**Entries from a dataset of interfaces**
▼

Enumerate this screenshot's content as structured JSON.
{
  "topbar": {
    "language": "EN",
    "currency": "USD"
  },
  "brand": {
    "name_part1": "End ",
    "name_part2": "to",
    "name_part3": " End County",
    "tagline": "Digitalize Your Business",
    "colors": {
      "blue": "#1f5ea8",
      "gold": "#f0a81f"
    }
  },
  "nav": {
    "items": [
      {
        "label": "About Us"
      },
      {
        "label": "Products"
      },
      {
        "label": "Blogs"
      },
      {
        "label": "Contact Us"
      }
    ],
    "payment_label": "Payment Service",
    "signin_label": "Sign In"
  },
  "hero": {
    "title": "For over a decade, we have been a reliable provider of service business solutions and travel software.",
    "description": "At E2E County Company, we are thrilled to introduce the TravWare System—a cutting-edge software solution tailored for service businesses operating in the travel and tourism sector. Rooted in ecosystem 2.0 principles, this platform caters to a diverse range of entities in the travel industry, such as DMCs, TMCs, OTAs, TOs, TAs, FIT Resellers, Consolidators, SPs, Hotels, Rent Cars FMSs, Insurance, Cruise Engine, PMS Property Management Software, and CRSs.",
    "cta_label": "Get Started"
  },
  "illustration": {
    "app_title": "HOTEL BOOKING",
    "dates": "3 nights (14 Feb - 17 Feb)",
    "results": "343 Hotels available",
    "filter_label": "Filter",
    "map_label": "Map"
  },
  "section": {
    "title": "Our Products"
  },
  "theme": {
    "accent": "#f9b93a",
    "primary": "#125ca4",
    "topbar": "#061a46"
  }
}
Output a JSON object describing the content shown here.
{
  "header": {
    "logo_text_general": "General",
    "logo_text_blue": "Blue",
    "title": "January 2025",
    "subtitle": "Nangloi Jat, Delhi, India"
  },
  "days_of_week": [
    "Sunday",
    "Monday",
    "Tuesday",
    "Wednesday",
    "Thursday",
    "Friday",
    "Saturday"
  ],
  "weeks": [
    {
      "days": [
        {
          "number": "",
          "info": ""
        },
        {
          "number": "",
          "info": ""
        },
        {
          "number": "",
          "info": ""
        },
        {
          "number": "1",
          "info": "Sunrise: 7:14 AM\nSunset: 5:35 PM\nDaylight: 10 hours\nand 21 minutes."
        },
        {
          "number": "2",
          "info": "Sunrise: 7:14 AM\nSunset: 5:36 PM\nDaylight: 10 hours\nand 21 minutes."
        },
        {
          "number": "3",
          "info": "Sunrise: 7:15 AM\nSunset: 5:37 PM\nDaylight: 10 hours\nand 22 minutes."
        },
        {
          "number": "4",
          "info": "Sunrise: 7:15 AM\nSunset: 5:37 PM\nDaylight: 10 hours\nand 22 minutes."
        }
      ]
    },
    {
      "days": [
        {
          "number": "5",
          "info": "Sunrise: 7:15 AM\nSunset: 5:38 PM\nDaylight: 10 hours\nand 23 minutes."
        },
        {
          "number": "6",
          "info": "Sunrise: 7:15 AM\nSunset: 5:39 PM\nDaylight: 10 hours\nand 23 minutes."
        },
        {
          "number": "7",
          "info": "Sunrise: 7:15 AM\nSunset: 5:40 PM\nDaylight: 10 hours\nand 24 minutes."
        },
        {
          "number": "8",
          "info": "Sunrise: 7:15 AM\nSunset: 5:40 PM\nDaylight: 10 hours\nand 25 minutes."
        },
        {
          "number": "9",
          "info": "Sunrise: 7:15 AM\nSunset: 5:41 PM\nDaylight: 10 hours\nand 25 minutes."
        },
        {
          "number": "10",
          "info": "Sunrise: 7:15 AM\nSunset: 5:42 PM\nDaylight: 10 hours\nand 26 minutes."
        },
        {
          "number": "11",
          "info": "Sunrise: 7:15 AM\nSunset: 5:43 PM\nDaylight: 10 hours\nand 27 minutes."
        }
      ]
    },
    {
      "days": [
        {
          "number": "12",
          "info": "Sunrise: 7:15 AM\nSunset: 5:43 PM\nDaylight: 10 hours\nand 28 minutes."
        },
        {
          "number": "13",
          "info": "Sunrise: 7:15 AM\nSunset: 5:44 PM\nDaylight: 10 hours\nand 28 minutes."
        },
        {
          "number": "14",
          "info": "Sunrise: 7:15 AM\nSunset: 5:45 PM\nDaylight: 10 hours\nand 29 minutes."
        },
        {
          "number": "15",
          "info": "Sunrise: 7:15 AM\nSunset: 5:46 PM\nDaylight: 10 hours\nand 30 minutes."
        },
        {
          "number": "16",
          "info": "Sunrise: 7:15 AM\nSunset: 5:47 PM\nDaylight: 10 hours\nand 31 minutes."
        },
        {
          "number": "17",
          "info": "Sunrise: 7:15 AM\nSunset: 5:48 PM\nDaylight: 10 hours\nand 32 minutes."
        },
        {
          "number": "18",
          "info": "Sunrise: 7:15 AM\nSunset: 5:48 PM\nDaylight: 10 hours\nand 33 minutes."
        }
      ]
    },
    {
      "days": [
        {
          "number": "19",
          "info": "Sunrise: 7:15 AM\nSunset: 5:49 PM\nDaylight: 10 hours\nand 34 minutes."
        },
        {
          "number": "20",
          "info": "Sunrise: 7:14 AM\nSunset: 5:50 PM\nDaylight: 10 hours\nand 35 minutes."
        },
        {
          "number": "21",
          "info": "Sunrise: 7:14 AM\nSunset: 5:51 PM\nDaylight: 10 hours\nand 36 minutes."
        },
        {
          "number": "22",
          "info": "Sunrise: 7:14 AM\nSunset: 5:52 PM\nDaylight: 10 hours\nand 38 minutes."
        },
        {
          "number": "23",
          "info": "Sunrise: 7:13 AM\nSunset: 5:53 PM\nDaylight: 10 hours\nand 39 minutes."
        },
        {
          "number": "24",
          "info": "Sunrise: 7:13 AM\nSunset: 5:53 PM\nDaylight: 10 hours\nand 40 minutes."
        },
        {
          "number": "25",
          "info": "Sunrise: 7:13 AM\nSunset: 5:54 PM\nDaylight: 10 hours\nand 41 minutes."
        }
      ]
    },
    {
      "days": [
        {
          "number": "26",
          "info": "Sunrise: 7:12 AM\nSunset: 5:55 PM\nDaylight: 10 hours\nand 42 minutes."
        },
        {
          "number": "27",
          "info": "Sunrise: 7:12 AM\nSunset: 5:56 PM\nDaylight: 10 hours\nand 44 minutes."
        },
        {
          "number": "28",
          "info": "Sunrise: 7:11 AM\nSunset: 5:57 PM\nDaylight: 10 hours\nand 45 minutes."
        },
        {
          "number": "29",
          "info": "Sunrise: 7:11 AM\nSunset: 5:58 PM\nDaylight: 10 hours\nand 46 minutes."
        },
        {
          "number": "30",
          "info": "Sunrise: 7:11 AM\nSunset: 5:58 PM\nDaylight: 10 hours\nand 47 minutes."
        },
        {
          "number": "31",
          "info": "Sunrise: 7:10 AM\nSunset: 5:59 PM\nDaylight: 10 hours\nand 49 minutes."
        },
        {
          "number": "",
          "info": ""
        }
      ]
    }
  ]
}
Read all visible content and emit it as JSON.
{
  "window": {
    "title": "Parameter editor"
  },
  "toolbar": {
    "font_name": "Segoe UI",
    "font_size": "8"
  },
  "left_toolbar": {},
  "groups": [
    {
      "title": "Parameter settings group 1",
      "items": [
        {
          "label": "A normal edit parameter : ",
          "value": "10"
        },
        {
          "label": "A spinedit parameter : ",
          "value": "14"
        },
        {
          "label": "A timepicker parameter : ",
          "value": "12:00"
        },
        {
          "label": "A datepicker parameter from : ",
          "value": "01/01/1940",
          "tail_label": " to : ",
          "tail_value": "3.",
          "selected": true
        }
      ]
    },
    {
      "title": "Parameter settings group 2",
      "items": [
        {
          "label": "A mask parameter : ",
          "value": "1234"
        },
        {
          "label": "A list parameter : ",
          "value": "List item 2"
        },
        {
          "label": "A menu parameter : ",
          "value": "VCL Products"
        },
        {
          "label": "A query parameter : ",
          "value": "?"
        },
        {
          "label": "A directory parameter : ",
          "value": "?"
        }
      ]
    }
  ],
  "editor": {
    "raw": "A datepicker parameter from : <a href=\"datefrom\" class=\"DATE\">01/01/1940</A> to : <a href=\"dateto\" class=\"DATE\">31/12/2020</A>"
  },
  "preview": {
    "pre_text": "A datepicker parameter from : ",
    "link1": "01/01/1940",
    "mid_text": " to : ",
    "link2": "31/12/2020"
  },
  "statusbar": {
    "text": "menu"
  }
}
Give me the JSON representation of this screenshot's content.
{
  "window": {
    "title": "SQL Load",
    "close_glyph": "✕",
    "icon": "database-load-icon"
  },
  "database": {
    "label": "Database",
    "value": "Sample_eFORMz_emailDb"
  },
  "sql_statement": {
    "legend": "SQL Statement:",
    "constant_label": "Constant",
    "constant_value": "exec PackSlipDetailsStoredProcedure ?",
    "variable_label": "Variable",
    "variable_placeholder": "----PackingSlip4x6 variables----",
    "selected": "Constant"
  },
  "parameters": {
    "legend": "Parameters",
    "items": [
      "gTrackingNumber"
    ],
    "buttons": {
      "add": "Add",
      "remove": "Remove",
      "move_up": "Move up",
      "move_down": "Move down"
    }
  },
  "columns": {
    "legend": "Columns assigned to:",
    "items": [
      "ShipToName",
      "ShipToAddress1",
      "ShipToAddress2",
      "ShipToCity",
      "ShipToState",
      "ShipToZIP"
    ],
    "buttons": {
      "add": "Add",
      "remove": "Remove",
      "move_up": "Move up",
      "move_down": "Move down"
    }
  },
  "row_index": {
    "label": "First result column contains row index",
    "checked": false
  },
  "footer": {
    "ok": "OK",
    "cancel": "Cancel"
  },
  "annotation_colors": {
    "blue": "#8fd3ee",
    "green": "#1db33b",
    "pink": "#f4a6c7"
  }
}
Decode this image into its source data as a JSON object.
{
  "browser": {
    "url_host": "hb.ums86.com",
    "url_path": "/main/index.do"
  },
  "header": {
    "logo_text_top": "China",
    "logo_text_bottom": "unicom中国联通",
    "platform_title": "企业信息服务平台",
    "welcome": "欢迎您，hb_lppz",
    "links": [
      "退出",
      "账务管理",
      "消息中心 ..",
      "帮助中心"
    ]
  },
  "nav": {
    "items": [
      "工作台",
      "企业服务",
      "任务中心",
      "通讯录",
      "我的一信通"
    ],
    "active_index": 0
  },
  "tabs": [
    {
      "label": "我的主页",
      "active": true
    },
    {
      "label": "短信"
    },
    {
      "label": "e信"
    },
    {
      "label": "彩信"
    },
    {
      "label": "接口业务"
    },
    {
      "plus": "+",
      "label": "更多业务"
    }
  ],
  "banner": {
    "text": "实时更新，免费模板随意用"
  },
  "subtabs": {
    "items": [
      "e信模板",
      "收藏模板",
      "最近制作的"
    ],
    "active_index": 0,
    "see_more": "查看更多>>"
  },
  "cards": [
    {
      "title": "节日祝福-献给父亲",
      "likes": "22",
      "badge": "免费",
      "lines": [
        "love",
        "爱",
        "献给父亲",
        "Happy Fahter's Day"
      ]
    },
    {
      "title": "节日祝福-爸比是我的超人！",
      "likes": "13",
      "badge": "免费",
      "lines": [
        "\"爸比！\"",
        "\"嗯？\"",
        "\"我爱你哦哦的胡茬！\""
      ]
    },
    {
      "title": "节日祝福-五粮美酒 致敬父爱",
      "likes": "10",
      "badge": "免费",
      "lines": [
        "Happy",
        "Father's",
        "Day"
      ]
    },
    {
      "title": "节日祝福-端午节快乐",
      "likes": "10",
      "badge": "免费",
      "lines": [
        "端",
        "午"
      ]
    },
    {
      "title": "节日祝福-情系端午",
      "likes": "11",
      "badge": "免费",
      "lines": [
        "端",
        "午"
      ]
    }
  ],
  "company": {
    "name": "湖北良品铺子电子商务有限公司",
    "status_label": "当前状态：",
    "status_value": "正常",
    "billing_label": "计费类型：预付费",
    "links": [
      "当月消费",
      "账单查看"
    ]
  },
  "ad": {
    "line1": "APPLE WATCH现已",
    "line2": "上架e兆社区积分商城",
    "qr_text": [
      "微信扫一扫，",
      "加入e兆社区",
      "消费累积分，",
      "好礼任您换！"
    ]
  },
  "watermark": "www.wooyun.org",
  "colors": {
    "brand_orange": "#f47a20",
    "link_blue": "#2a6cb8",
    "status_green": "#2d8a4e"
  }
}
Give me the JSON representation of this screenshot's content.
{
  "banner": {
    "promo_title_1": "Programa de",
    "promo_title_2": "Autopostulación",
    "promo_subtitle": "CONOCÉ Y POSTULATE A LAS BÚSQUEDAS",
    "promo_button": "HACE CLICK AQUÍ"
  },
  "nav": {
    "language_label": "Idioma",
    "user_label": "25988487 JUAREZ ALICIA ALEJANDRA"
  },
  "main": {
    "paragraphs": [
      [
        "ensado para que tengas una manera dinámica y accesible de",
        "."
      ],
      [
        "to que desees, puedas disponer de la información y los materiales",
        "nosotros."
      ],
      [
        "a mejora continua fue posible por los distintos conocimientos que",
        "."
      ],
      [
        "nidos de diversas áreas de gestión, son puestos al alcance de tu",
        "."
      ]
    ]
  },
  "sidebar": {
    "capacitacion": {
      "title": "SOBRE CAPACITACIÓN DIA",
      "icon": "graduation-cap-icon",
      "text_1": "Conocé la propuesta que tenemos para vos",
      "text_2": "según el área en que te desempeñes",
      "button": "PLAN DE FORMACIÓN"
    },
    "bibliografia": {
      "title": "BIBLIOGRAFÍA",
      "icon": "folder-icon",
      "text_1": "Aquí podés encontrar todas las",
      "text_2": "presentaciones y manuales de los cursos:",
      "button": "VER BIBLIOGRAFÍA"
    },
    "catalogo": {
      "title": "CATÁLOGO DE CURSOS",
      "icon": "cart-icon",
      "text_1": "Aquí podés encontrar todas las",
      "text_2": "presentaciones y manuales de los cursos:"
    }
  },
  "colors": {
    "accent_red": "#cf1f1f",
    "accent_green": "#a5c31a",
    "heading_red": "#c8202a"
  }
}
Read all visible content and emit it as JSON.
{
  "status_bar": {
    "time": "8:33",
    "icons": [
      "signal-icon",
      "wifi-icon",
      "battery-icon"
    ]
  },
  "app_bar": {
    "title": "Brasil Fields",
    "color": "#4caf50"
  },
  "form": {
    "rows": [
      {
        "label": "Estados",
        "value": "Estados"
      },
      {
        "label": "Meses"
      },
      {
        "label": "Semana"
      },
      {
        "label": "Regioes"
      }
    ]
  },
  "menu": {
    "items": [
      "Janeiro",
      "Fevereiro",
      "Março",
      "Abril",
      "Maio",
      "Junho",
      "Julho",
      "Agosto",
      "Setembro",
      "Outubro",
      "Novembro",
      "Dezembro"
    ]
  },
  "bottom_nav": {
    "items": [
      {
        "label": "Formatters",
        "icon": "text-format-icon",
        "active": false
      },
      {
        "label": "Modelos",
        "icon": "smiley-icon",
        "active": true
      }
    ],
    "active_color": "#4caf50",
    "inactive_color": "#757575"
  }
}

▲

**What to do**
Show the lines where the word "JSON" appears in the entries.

**Task answer**
Enumerate this screenshot's content as structured JSON.
Output a JSON object describing the content shown here.
Read all visible content and emit it as JSON.
Give me the JSON representation of this screenshot's content.
Decode this image into its source data as a JSON object.
Give me the JSON representation of this screenshot's content.
Read all visible content and emit it as JSON.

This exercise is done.